Targeting cancerous tumours with precision
EU-funded researchers have developed novel technology for treating cancer patients that could deliver drugs exactly where they are needed in the human body. The potential breakthrough, which combines diagnosis and treatment, could significantly boost the effectiveness of the drugs currently used against cancer - giving patients a better chance of surviving.
© freshidea fotolia
Cancer is second to cardiovascular disease as the leading cause of death in Europe. Conventional chemotherapy treatment for cancer patients relies on highly toxic drugs, mostly taken intravenously. Taken this way, these drugs can destroy both healthy and cancerous cells, causing harmful side-effects and other complications.
The EU-funded Nanother project used the science of nanotechnology as an alternate way of deliver these drugs more effectively, potentially boosting the benefits and reducing side-effects. Nanotechnology is the manipulation of materials at the nano scale – between 1 to 100 nanometres, with one nanometre equal to a billionth of a metre.
The project team, which completed its work in August 2012, selected and developed a number of promising particles at the nano size designed to seek out tumours and carry drugs directly to them.

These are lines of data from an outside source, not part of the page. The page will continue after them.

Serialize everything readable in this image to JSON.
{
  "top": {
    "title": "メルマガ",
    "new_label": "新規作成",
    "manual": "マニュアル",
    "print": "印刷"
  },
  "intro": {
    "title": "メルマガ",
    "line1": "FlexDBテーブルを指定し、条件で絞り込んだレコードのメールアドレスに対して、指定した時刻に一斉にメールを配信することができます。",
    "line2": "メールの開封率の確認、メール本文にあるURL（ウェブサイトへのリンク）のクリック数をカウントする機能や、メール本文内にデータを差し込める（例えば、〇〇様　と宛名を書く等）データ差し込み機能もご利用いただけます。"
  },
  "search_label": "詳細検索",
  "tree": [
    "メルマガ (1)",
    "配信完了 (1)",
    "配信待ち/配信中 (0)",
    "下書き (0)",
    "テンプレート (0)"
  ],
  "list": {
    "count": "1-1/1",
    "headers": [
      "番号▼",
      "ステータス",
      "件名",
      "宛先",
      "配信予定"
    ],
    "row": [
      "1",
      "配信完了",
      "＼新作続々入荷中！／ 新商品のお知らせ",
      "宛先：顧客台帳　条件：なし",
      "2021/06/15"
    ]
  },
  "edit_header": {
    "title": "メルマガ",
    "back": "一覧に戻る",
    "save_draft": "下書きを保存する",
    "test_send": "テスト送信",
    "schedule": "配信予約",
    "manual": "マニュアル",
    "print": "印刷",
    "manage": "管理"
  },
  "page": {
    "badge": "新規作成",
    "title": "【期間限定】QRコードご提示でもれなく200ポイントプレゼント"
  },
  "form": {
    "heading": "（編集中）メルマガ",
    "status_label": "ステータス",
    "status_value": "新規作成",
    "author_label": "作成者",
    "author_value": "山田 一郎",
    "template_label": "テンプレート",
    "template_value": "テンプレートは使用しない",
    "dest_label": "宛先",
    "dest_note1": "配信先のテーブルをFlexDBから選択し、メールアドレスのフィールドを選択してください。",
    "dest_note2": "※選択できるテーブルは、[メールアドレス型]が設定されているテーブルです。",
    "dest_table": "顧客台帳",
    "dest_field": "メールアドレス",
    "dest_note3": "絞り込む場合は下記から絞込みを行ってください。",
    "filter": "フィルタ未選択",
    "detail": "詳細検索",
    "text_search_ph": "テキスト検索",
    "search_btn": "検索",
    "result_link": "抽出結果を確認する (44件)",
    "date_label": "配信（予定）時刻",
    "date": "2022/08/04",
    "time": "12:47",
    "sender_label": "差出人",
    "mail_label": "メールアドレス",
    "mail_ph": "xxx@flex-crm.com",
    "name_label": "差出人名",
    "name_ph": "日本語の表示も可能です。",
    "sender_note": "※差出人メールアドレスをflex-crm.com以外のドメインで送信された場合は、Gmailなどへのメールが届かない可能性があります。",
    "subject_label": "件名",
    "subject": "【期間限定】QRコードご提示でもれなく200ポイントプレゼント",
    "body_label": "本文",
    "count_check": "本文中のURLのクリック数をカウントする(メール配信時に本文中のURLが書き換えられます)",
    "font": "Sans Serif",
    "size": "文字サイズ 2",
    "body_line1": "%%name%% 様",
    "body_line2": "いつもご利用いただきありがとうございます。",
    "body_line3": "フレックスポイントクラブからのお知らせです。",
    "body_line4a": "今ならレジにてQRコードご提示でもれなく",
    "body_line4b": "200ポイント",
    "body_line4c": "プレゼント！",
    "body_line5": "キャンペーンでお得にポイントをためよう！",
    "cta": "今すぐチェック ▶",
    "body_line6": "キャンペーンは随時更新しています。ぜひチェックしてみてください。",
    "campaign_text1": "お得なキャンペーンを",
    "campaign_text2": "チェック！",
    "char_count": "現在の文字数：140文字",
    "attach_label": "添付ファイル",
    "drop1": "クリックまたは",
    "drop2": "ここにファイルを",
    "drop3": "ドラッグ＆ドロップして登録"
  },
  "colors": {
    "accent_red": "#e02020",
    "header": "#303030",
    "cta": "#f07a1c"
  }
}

Using these so-called nanocarriers, medicines could be delivered far more precisely than chemotherapy treatments, in just the right amounts.
Along with developing nanoparticles as tiny tumour detectors and as drug carriers, the team also developed software to support the analysis of tumours and as a possible aid for diagnosis and therapy, says Dr Pedro Heredia of Fundación Gaiker, Nanother’s coordinator.
Seek and destroy
The team’s work has helped develop an approach to using nanoparticles, both to detect cancerous cells, and to destroy them, he adds. This approach points the way forward to creating and adapting suitable nanoparticles for particular types of cancerous tumours.
Patients would then be able to receive treatment that is best for their specific type of cancer. Since the treatment is targeted, patients would avoid being subjected to higher and thus potentially more harmful doses of drugs to ensure that sufficient quantities reach the cancerous cells.
The team has also identified nanoparticles that once injected into an area near a potential tumour, latch on to the targeted cells, generating crucial input for doctors to make decisions about the most effective treatment.
The ability to diagnose cancer at a very early stage, improves a patient’s chances of receiving successful treatment, says Dr Heredia.
Combining therapy and diagnostics
The project team included partners from the biomedical sector and from physical sciences and engineering collaborating across the traditional boundaries of their fields. The team’s research also benefited from the involvement of both businesses and academic organisations.
Industrial partners, says Dr Heredia, are highly market-oriented, whereas academia concentrates more on understanding things.
“Combining these two approaches added value to the project as we reached a consensus in the middle, doing good science, but focusing on the market,” he notes.
Dr Heredia says that more work is needed to refine the technology, adapt it for specific applications and prepare the proposed products for trials.
“Overall, if everything is OK, I would say no less than 10 years to market,” he says.
He adds: “In principle, the ideal situation would be to continue with the nanocarriers that have yielded good results and try to get onboard companies willing to further explore the business opportunities that may arise. We are in the process of searching for possible companies to exploit the research.”